As I was leaving, fully expecting to have to argue my way
into a smaller parking fee, I was surprised that my visit would not cost me
anything since the city realized that the ticket machine had been
malfunctioning that morning.
I was born in Flint, Michigan. It was there that my grandfather taught me how to fish, but when I was seven years old, my father decided to move the family to Phoenix, AZ. I don’t really know why because he fled the scene, his wife, and three young kids shortly after the move. I never saw him again.
So, I was two thousand miles away from grandpa and a seven-hour
drive away from the Pacific Ocean which I could only dream of seeing some day.

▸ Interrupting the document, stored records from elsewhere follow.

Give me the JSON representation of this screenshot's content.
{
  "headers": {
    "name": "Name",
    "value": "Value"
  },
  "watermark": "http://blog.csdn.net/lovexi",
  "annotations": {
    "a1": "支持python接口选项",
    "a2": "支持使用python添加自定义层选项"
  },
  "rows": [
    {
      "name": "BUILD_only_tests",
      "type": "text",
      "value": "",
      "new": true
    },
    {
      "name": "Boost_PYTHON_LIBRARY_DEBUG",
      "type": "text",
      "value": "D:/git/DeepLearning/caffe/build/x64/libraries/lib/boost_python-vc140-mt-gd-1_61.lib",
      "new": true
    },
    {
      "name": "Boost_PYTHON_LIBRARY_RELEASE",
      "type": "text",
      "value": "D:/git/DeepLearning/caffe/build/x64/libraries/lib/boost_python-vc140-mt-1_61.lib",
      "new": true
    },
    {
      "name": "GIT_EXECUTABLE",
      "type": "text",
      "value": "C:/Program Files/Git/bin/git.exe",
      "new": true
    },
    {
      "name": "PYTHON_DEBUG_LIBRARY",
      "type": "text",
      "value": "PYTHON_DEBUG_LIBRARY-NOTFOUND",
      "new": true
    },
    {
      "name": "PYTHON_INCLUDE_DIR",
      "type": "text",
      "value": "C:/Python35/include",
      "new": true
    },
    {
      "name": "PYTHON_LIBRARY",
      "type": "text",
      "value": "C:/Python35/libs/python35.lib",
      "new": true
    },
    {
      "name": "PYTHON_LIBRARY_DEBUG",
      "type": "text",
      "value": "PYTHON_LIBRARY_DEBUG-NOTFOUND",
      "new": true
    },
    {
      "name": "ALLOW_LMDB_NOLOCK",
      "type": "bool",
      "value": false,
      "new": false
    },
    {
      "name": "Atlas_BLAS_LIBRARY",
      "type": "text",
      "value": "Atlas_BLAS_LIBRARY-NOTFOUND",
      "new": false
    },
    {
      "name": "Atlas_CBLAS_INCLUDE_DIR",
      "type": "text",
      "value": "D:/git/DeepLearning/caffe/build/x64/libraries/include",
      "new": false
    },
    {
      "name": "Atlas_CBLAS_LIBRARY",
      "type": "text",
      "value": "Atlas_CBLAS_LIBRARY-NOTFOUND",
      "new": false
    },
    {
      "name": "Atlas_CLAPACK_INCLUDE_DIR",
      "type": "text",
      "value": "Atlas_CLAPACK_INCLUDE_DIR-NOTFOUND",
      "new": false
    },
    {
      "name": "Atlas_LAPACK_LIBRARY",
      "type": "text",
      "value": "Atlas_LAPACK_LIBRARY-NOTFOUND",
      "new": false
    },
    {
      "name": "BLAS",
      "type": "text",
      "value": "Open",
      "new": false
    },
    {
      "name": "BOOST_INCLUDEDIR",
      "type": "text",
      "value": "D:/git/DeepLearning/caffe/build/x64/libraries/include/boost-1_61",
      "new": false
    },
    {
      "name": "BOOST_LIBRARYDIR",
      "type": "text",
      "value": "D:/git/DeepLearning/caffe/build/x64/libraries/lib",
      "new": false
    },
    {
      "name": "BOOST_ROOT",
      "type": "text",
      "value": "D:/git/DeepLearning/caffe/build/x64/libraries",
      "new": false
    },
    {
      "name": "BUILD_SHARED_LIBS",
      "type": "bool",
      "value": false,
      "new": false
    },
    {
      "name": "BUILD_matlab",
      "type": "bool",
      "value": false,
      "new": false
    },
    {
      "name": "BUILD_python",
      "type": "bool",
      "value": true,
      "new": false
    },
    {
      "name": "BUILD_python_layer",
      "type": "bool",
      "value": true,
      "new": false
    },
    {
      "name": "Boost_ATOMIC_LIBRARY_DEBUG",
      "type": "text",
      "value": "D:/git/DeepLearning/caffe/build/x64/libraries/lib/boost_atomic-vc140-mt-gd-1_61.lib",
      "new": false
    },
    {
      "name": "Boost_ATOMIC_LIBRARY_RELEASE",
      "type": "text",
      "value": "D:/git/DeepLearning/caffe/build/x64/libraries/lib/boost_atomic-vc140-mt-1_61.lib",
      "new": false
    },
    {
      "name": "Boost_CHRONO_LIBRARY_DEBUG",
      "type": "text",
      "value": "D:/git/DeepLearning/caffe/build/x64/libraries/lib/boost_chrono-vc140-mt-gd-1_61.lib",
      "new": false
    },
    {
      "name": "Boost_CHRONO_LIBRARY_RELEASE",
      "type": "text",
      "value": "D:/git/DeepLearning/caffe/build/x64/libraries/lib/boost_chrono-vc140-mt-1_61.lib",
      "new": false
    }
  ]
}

My family was dirt poor, we had no car, we moved often, and sometimes
we didn’t know if there was going to be a next meal or not. Most of time, I only had one pair of shoes
and most of the time they had holes in them.
Knowing that my unskilled mother would have to work all she could just
to make ends meet, I rarely asked for anything that was not essential like a
bicycle or a fishing pole. So, I had to
I found an abandoned bike and with the help of a friend’s father, we made it rideable. Then, the same friend, gave me an old Zebco spin cast rod and reel in payment for helping him with his homework. All I needed now was a can of corn because I knew where I was going to go fishing: Encanto Park, a large inner-city park that had a huge lagoon with branching waterways that were filled with Carp, Bass, Perch, and Sunfish.
Some of my happiest pre-adolescent memories revolved around the mornings when I would get up, open a can of corn, grab my fishing rod, then jump on my bike and ride the 2 or 3 miles to the park. I would stalk submarine size Carp and snag small Perch and Sunfish. The latter two often went home to be a dinner for me and my mom who loved pan-fried fish. The Carp I gave to our landlady who knew just how to cook them.
So for many years, my time at Encanto Park kept my love for fishing alive when I didn’t have much else.
The same park later became a meeting place for the “turned
on” generation of which I became part of as I looked to meet young ladies while
worrying about being shipped off to Viet Nam.
On many warm summer nights while my new friends and I sat around on the
hill above the bandstand, I would tell them about all the times I’d been
fishing in the lagoon. They were
surprised to learn that there was fish in it.
As I grew up, got a job, and a car, my fishing venues grew,
but those stories are for other memories yet to be told.